*** RECORDS TO USE ***
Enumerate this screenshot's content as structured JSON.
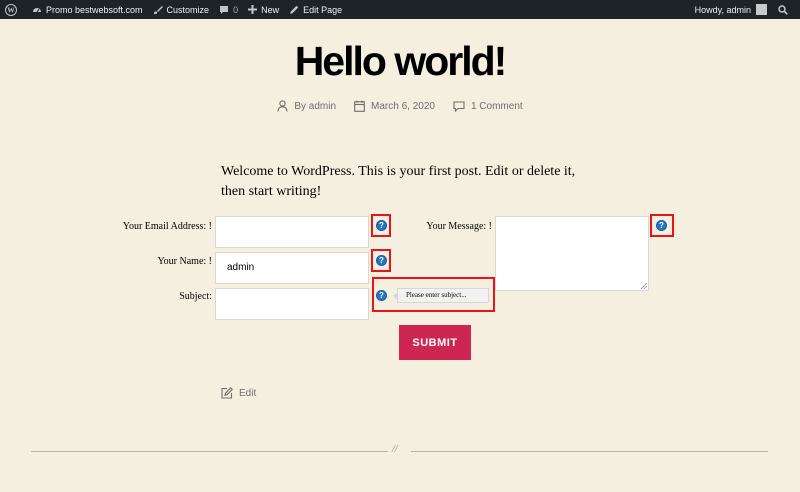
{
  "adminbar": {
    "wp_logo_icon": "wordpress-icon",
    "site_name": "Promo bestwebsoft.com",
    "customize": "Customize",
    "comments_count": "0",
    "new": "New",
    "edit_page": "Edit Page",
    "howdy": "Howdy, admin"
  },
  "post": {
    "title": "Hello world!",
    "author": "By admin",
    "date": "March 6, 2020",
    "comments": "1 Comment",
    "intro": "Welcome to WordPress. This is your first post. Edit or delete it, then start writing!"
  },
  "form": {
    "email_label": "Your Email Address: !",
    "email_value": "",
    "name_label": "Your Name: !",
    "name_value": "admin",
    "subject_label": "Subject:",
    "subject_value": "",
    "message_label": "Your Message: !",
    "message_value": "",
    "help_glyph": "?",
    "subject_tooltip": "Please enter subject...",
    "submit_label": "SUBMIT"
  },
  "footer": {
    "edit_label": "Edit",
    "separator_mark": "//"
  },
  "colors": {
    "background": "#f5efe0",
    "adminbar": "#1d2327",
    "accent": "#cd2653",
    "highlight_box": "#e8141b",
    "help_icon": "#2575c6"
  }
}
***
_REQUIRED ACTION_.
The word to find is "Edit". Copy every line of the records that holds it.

_RESPONSE_.
    "edit_page": "Edit Page",
    "intro": "Welcome to WordPress. This is your first post. Edit or delete it, then start writing!"
    "edit_label": "Edit",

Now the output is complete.